3. Structure

Here we work on two things:

Interaction design - this is all about how people behave, think, and interact with the interface. It's also about using conventions, preventing errors, and so on.

Information architecture - organization, grouping, ordering, and presentation of content. We usually work here with different types of structures, organizing principles, language, and metadata. Thoughtful work on all these aspects makes a huge impact on a content area in our product.

4. Wireframes

At this stage, we also can separate work on two areas. We think about the product as functionality and information. As a result, we have a skeleton of all our application or website screens with strong navigation at all levels of interaction. And the representation of information in the way so that people can understand and use it.

Ideal UX Team

Solo UX designer
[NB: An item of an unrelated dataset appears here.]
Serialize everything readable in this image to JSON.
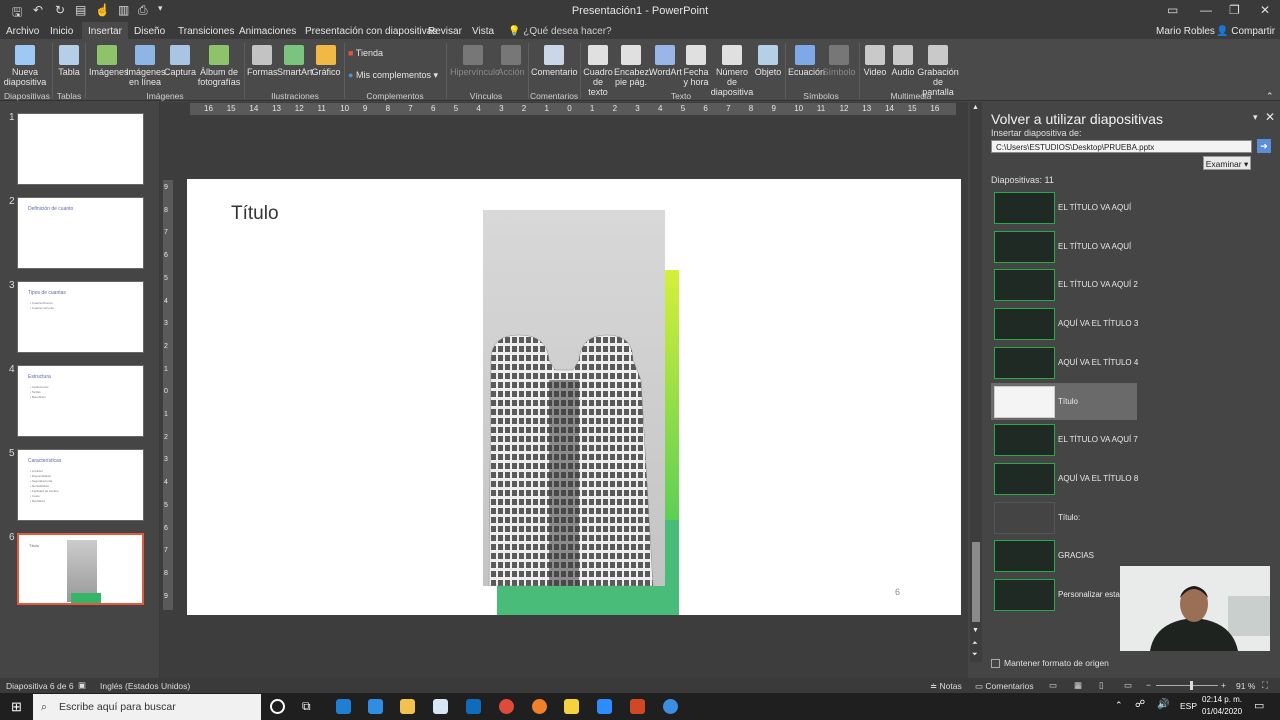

Ideally, we can involve the whole UX team as in the list above to create a truly immersive and pleasant experience. But what if you don't have a big budget and time to hire a complete team and come up with a correct solution from the UX and other perspectives?

In that case, you can find a solo UX designer who can think in different categories and cover the most important parts of the job.

If you order a designer vs. team, probably, you'll not get 100% accurate documentation with deep research of your target audience and business niche, but you can get a lean information architecture that's good enough. As well as interaction design, complete flows and visual look as a full-stack work delivered to you from one design contractor.

Usually, that's enough for startups, and you can evolve from this minimum viable version and do any updates after the launch.

"Create a working version of a product, launch, get feedback and refine the solution" — commonly heard in startup communities.

UX Design Process (example)

Design principles can play a crucial part. You can achieve poor results or zero if you don't have any principles and do things randomly.

For example, I usually follow this simple formula:

"Design principles = Business goals + User needs".

A solo UX designer has three main stages:

Of course, these stages include business needs, user needs, and many other aspects, but the level of immersion and development in this work depends on the project's budget and time-locked on the UX design phase.

How much is it cost to hire a professional UX designer?

Honestly, it's always a million-dollar question. It's hard to say any numbers at the very beginning, and usually, it requires time to discover the project, its market, and the value we can create with our work for this project. That's a short version. 

It's always helpful to know what you are planning to invest in the User eXperience design, how success looks like for this project. How will your project be helpful to your customers? ...and many more questions that unfold during the discovery stage.

However, if you are new to all these processes and need to know the approximate amount of investments in UX design, you can see some statistics below.

It will give you a basic understanding of what to expect financially when you hire a UX designer in your business.

How UX design can reduce your future expenses?

It's best to understand that you're going to invest in your project and potentially get ROI (return of your investment).

When you hire a UX designer, you invest in the future success of your product.

Well-thought design solutions prevent you from expenses on many future re-designs. Also, it prevents you from spending too much on development, and the whole project can be easily less time-consuming.

Graphic design and other visual aspects are not less important, but UX designer is fundamental, and focusing too much on the visual appearance can be misleading.

It's best to focus on and implement the most fundamental part of your project or a part of the project and switch to other ideas later if necessary.

UX design is a fundamental part and even if it looks elementary in most cases is simply unnoticeable by your customers. Unless it's a specific creative community and you really depend on a graphics-rich solution. However, if it's mostly about problem-solving, then focusing on User eXperience is your best bet.